Please return all lines of the data below containing the string "JSON".

- Opening Delimiter -

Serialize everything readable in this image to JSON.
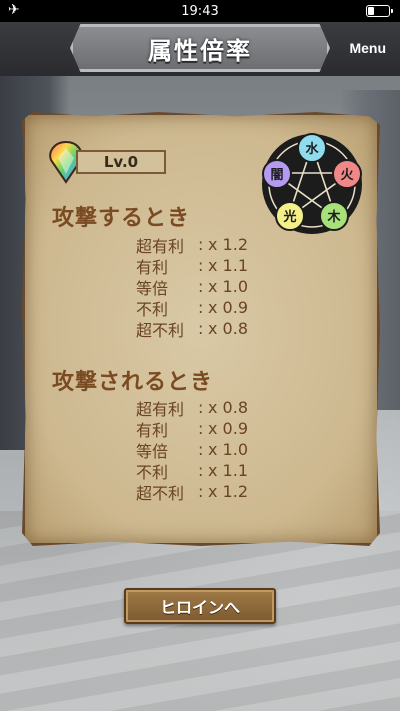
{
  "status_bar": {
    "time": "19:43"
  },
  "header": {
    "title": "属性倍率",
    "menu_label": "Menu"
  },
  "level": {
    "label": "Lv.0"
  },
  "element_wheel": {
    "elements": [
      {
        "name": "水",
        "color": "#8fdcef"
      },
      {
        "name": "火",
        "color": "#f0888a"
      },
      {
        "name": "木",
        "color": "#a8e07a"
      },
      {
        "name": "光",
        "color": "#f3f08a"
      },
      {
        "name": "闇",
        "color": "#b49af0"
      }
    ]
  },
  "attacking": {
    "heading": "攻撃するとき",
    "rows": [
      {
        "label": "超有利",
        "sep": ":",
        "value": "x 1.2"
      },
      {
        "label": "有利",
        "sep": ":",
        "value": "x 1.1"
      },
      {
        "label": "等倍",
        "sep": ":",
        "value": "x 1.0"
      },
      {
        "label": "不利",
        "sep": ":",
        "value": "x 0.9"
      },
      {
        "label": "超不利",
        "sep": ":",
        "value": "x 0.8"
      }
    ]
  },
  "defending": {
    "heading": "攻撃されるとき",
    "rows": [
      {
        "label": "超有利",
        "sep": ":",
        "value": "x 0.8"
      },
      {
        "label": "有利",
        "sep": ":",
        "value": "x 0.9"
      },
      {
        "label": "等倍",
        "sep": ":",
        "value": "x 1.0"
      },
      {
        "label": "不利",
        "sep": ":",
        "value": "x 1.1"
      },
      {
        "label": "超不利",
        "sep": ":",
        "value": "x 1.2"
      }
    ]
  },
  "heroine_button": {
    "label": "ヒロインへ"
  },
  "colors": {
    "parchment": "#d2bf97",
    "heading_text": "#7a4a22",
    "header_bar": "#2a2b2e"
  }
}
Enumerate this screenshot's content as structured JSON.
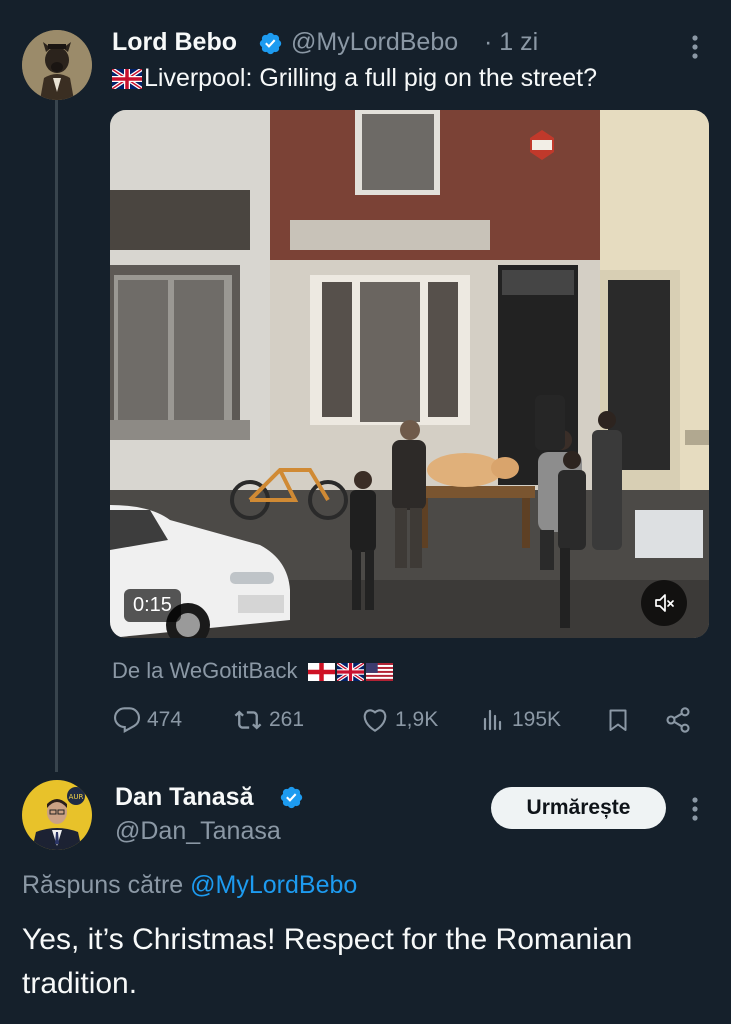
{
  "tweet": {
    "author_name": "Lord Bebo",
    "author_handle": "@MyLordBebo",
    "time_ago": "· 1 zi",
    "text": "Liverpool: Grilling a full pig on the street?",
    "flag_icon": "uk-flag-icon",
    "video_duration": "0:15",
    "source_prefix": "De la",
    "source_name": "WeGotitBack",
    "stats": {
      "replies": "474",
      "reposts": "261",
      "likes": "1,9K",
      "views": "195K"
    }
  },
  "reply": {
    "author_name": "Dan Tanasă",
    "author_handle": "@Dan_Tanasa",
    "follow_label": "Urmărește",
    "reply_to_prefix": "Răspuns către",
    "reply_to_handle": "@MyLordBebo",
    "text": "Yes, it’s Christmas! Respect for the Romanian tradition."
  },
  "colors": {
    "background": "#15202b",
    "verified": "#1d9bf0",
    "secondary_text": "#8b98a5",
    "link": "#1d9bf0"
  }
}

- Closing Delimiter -

REPLY:
Serialize everything readable in this image to JSON.
Enumerate this screenshot's content as structured JSON.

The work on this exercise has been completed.